Easy SSL Using AWS Load Balancer
Traditionally, SSL has been set-up within the web server. For nginx, this means copying the certificate to the server and modifying your nginx.conf to point to the certificate. This setup comes with unexpected consequences, not only do you have to do this for each server that you maintain, but now you also have to re-upload the certificate again for all of the server(s) when they are about to expire.
Is there a better solution for this? If you are using AWS for your deployments, why not offload this complexity? Enter SSL using an AWS Load Balancer.
For this solution to work, we will need a structure outlined below:
Request SSL Certificate
The first step to make this work is to create a public SSL certificate in AWS ACM (Certificate Manager). We will use this certificate with our Load Balancer later in the post. A good and important thing when let AWS ACM handle certificates is that they take care of certificate renewals so rest assured that there will be no more downtime due to expiring certificates.
Create a Load Balancer and Target Group
The next step to make this work is to create an AWS Load Balancer. In our example, we will use an AWS ALB (Application Load Balancer) as it is optimized for use with HTTP/HTTPS requests.
Create Application Load Balancer
Start to create a new Load Balancer:
- Under "Load balancer name" put the value sampleapp-alb
- Under "Listeners and routing", click "Create target group"
Create a Target Group with
target type of "Instances"
- Have the "Target Group Name" be sampleapp-alb-target-group
- Have the "Protocol" be HTTP
- Have the "Port" be 80

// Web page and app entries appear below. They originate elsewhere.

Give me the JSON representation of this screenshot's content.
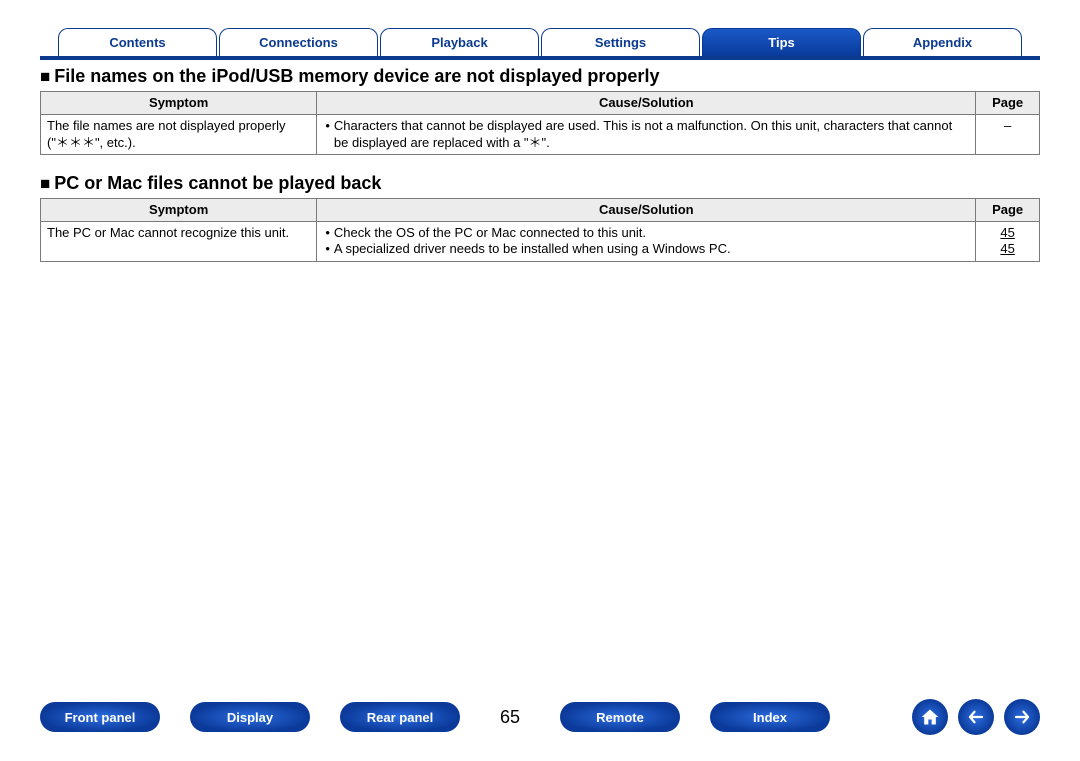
{
  "tabs": {
    "items": [
      {
        "label": "Contents",
        "active": false
      },
      {
        "label": "Connections",
        "active": false
      },
      {
        "label": "Playback",
        "active": false
      },
      {
        "label": "Settings",
        "active": false
      },
      {
        "label": "Tips",
        "active": true
      },
      {
        "label": "Appendix",
        "active": false
      }
    ]
  },
  "sections": [
    {
      "heading": "File names on the iPod/USB memory device are not displayed properly",
      "columns": [
        "Symptom",
        "Cause/Solution",
        "Page"
      ],
      "rows": [
        {
          "symptom": "The file names are not displayed properly (\"＊＊＊\", etc.).",
          "causes": [
            "Characters that cannot be displayed are used. This is not a malfunction. On this unit, characters that cannot be displayed are replaced with a \"＊\"."
          ],
          "pages": [
            "–"
          ]
        }
      ]
    },
    {
      "heading": "PC or Mac files cannot be played back",
      "columns": [
        "Symptom",
        "Cause/Solution",
        "Page"
      ],
      "rows": [
        {
          "symptom": "The PC or Mac cannot recognize this unit.",
          "causes": [
            "Check the OS of the PC or Mac connected to this unit.",
            "A specialized driver needs to be installed when using a Windows PC."
          ],
          "pages": [
            "45",
            "45"
          ]
        }
      ]
    }
  ],
  "bottom": {
    "pills": [
      "Front panel",
      "Display",
      "Rear panel",
      "Remote",
      "Index"
    ],
    "page": "65"
  }
}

- Add the Instances that you want to be routed. Make sure that port 80 of these instances are reachable.
- Create the ALB using the Target Group we made.

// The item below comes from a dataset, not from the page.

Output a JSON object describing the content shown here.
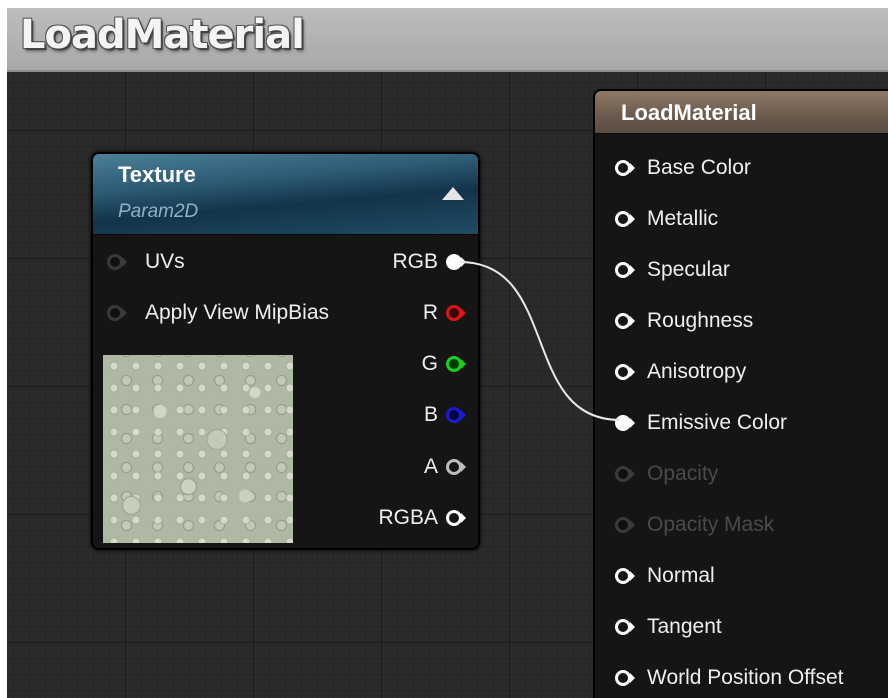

Configure Application Load Balancer
Now that we have created the ALB and it's Target Group. It's time to configure it. We basically want to do 2 things:
Test your changes
To test your changes, get the "DNS Name" of the Load Balancer and use curl or the browser.